Back to advice

Clubs and societies at your students' union

Friday 20 June 2008 Volunteering Advice

Clubs and societies are a key part of the university experience. Joining them is a great way to meet people, develop an existing skill or try something new.

Societies often organise free social events to give you a taste of what they’re about, or may post information on social networking sites like Facebook.

The number of societies can be overwhelming. There are clubs for every competitive activity from rugby to tiddlywinks. Music, theatre and other creative arts are also widely catered for.

Groups exist for the discussion of religious belief, lack of belief, and other philosophies. If you’re an activist by nature, you can get involved in politics, campaigning, and of course, your students’ union. 

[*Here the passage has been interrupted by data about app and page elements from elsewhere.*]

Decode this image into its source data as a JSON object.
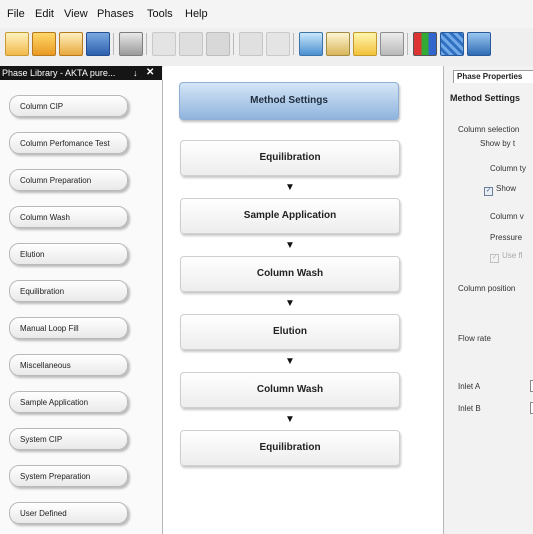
{
  "menu": [
    "File",
    "Edit",
    "View",
    "Phases",
    "Tools",
    "Help"
  ],
  "toolbar": {
    "icons": [
      "new-icon",
      "open-icon",
      "recent-icon",
      "save-icon",
      "print-icon",
      "cut-icon",
      "copy-icon",
      "paste-icon",
      "undo-icon",
      "redo-icon",
      "view-icon",
      "find-icon",
      "notes-icon",
      "report-icon",
      "chart-icon",
      "grid-icon",
      "settings-icon"
    ]
  },
  "phase_library": {
    "title": "Phase Library - AKTA pure...",
    "pin": "↓",
    "close": "✕",
    "items": [
      "Column CIP",
      "Column Perfomance Test",
      "Column Preparation",
      "Column Wash",
      "Elution",
      "Equilibration",
      "Manual Loop Fill",
      "Miscellaneous",
      "Sample Application",
      "System CIP",
      "System Preparation",
      "User Defined"
    ]
  },
  "method": {
    "settings_label": "Method Settings",
    "arrow": "▼",
    "phases": [
      "Equilibration",
      "Sample Application",
      "Column Wash",
      "Elution",
      "Column Wash",
      "Equilibration"
    ]
  },
  "properties": {
    "tab": "Phase Properties",
    "title": "Method Settings",
    "column_selection": "Column selection",
    "show_by": "Show by t",
    "column_type": "Column ty",
    "show": "Show",
    "column_volume": "Column v",
    "pressure": "Pressure",
    "use_flow": "Use fl",
    "column_position": "Column position",
    "flow_rate": "Flow rate",
    "inlet_a": "Inlet A",
    "inlet_b": "Inlet B"
  }
}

Something for everyone

However esoteric your interests, there’ll be something to suit. Live action pole-play (LARP), for example, is about playing a character in a fantasy system.

As Manchester University’s LARP Society says, “If dressing up and fighting people with foam weapons sounds like fun then come and give it a go!”

Alternatively food lovers at Warwick University can enjoy the benefits of the Cheese and Chocolate Society, which organises a regular visit to Cadbury World. 

Andrew Greer at Leeds University Students’ Union says, “Some of our most unusual societies have proved to be amongst our most successful like the Cheese Society, Wine Society and Real Ale Society, who have really imaginative collaborative and individual events with high memberships.” 

Becoming a member

Once you’ve signed up to a society, you’ll probably have to pay a membership fee. Sports clubs tend to charge more, as the fees cover the costs of equipment and insurance. Membership typically lasts for a year. 

A university society is run by a committee made up of students elected to positions of responsibility. Usually there’ll be at least a president, secretary and treasurer.

Skills for employment

Taking on a position of responsibility equips you with transferable skills that can make you more attractive to prospective employers, which motivates many students to get involved.

However, don’t feel you have to join societies purely to improve your CV. The most fulfilling way to develop new skills is through an activity you’re enthusiastic about. 

Finally, with so much on offer, it’s tempting to join everything. Taking on too much can leave you stressed and unable to meet your academic deadlines, so focus on a manageable number of societies, and remember you can always try something new next year…